Yes actually which reclassified the region to match two regions and there are two hundred and seventy five NUTS 2 regions in Europe for which we gain the data and we classify them in line with the regional innovation scoreboard and this regional innovation scoreboard distinguishes the regions in four categories according to innovation performance, as innovation leaders, strong innovators, moderate innovators and modest innovators, and there was a very neat structure basically the innovation leaders and strong innovators had either balanced size of both these subsystems public and private or even dominance of the private R&D private research and development and the opposite was true for less developed regions modest or moderate innovators there was typical dominance of public research.
That is very interesting, thank you and what about your personal motivation in writing this paper?
Sure I was always puzzled when reading the literature on regional innovation system that there is very little information about the variation in size of these two basic subsystems of original innovation system because I saw no obvious mechanism, which might guarantee some kind of balanced development between the two so I somehow expected there should be a big variation, not only an absolute, but also in a relative size of these two subsystems, so therefore I look at the empirical data.
That’s very nice and which ones would you say are the main policy implications of the research?

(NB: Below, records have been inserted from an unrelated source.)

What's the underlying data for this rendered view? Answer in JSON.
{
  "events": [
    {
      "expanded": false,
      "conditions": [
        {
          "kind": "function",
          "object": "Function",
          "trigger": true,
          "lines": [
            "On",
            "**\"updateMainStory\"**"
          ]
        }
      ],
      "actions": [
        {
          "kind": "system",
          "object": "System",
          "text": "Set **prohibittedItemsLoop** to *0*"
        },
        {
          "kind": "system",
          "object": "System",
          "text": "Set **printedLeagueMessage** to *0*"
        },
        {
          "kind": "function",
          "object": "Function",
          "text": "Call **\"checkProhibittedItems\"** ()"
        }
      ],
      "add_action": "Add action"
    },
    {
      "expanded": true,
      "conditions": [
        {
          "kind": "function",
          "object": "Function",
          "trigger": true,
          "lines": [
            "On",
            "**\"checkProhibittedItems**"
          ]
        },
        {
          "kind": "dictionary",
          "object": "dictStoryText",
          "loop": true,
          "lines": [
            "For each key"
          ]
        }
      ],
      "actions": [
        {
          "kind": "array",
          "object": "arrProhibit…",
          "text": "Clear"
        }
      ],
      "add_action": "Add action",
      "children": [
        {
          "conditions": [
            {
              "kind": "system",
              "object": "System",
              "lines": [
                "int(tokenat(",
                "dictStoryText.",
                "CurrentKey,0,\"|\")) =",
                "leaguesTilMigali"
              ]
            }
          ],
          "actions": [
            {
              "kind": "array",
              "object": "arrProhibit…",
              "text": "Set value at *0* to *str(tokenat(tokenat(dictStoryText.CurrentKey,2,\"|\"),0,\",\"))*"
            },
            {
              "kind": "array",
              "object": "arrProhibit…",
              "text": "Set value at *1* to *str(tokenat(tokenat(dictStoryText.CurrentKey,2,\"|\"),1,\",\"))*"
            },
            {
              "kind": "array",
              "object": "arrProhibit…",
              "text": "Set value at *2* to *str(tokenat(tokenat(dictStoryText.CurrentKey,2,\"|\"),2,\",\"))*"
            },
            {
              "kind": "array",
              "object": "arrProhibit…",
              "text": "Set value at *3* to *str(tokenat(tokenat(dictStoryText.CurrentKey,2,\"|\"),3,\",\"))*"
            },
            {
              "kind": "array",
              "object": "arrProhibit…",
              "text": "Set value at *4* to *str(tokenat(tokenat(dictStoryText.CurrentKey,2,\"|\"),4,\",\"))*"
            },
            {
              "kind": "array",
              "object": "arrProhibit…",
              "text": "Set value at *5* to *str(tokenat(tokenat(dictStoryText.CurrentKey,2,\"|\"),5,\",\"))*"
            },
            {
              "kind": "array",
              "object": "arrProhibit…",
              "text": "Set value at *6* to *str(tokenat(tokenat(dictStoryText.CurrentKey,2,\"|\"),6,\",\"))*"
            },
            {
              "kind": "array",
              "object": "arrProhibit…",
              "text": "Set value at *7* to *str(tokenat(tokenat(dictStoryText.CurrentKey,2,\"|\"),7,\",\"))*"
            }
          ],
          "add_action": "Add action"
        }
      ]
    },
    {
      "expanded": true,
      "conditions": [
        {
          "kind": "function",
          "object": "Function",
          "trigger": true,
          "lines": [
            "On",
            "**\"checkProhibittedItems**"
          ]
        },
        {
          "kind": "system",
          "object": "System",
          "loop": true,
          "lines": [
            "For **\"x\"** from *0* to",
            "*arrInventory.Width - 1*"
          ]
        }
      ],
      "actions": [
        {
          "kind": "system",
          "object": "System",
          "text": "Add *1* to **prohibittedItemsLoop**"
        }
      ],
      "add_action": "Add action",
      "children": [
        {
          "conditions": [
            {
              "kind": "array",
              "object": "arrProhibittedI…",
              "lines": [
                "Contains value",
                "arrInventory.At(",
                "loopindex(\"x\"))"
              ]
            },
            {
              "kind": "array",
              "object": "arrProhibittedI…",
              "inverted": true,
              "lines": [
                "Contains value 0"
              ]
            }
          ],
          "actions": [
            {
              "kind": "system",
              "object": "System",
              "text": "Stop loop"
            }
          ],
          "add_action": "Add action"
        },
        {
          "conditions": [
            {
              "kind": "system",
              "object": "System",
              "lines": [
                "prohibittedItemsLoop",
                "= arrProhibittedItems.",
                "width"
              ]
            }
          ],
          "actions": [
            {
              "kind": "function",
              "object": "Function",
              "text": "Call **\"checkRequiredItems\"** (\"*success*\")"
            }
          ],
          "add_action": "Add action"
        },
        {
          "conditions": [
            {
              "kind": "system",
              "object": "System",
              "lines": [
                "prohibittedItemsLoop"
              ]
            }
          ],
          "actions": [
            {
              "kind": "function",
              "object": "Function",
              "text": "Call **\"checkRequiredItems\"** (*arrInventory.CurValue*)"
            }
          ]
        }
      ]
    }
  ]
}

Basically a main implications in terms of regional development in in my view are the following basically the difference in economic structure and R&D structure among the regions are of such a scale that I would say that it indicated that different regions are integrated into global economy in very different modes and the differences are of such a scale that actually these differences imply a long term implications for evolutionary trajectories for the future and in terms of practical policy implications would say that my research or our research because it was done with my PhD student is that actually we are fully supporting what Professor Kevin Morgan said already 20 years ago that one sided stress on science technology innovation paradigm is actually is outdated in a way it’s unrealistic and one sided support of public R&D in lagging regions might be actually misleading because it is the innovation the amount of companies, which actually is the decisive driver of competitiveness.
That’s indeed very interesting and truly fascinating for your research, so thank you very much again for having this nice chat with me and it was a pleasure to have you here in a coffee break and I hope to see you next time.
Thanks a lot indeed, thanks for having me here, thanks a lot.
Thank you for watching if you are interested in more details about these academic publication fine here the link below and see you next time bye bye.Tags: innovation performance, knowledge bases, NUTS 2, research and development